*This blog post was originally published at CDC Injury Center: Director's View Blog*
Dehydrated, cramped, limping? on a bike. Road nationals 2010.
People who exercise outdoors face a new threat.
Perhaps, even more dangerous than distracted or mean motorists.
It’s the heat. Gosh, is it hot. If only I had a dollar for every time I heard someone say, “Doctor M, you aren’t riding in this heat; are you?”
Well…Other than the fortunate souls smart (or lucky) enough to live in cooler climates, most of us are facing an extreme wave of hotness. As a Kentuckian, I live in the epicenter of this summer’s cauldron. Louisville sits in a wind-protected valley alongside the heat sink that is the Ohio River. Think hot and steamy.
The excessive heat smacked me hard last evening. Normally, my highly-veined skin and northern European heritage serves me well in the heat. But last night, while riding in sight of our city’s skyline, it started: My mouth grew dry and my breathing labored. And why was that helmet feeling so tight? Next came the sensation of tingles—not the pleasant kind of tingles, like when your teenager hugs you. And then came the deal-breaker: chills. I stopped, swallowed my pride and called for a ride home. (Here’s an always for you all: When it’s ninety degrees out and you feel cold–stop exercising, immediately.)
After last night’s brush with heat exhaustion, I thought it reasonable to ramble on about the dangers of exercising in the heat. And of course, I will offer some nuggets of wisdom for beating the heat.
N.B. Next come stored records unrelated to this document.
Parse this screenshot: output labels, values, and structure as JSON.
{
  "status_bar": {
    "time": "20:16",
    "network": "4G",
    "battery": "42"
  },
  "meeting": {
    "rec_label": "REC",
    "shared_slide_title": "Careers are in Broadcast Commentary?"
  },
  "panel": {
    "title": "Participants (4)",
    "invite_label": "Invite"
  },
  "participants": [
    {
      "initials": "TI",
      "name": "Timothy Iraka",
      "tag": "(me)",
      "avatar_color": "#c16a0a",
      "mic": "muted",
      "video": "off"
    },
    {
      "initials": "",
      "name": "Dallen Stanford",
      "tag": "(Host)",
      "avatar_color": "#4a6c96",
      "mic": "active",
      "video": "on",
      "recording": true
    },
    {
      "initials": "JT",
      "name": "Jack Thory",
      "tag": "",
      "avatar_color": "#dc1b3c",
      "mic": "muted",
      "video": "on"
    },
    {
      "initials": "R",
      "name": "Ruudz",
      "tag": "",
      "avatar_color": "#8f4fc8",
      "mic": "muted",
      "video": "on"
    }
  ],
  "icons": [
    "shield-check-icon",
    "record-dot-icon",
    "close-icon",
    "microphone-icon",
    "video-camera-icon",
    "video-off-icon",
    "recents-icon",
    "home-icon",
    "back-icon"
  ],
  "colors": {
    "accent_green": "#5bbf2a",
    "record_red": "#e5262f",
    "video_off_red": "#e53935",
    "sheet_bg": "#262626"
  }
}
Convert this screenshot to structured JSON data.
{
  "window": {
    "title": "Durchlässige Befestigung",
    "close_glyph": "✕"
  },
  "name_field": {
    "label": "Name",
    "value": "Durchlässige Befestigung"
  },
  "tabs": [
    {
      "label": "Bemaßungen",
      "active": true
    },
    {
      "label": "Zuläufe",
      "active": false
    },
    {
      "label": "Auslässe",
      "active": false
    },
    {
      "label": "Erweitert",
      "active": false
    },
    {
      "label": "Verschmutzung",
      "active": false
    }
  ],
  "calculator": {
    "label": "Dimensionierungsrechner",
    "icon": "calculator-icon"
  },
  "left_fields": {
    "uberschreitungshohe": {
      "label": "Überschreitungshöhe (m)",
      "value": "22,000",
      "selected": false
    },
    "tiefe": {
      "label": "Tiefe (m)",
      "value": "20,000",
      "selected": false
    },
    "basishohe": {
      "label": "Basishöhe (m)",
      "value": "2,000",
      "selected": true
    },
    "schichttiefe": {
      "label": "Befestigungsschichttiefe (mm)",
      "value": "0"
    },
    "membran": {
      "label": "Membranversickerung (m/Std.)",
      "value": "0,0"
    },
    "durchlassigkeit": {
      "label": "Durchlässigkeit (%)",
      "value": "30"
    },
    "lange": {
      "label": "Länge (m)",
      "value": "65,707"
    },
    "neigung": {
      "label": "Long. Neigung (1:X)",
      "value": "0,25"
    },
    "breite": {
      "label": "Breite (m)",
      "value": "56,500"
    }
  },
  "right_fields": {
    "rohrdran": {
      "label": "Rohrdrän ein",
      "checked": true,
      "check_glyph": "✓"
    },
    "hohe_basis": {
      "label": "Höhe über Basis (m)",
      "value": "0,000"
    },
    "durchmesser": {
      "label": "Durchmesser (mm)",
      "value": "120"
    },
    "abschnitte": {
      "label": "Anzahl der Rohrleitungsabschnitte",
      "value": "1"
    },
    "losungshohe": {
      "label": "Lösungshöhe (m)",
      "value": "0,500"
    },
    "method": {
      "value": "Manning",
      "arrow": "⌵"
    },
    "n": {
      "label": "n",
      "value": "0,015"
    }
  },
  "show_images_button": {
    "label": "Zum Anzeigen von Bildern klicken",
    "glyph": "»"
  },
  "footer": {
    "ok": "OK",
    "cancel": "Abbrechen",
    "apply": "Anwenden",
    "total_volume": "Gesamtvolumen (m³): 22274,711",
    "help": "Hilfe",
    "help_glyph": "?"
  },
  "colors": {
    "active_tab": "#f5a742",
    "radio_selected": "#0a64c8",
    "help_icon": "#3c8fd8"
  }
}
Read more »
*This blog post was originally published at Dr John M*
With back-to-school time around the corner, the Centers for Disease Control and Prevention has issued a warning about the risk for heat-related illness in young athletes, especially football players, the Los Angeles Times reports.
Coaches and parents should be aware of the signs and symptoms of heat stroke, dehydration and other problems, and fluid replacement formulas should be used during practices and workouts, among other precautions, the LA Times said.
*This blog post was originally published at ACP Internist*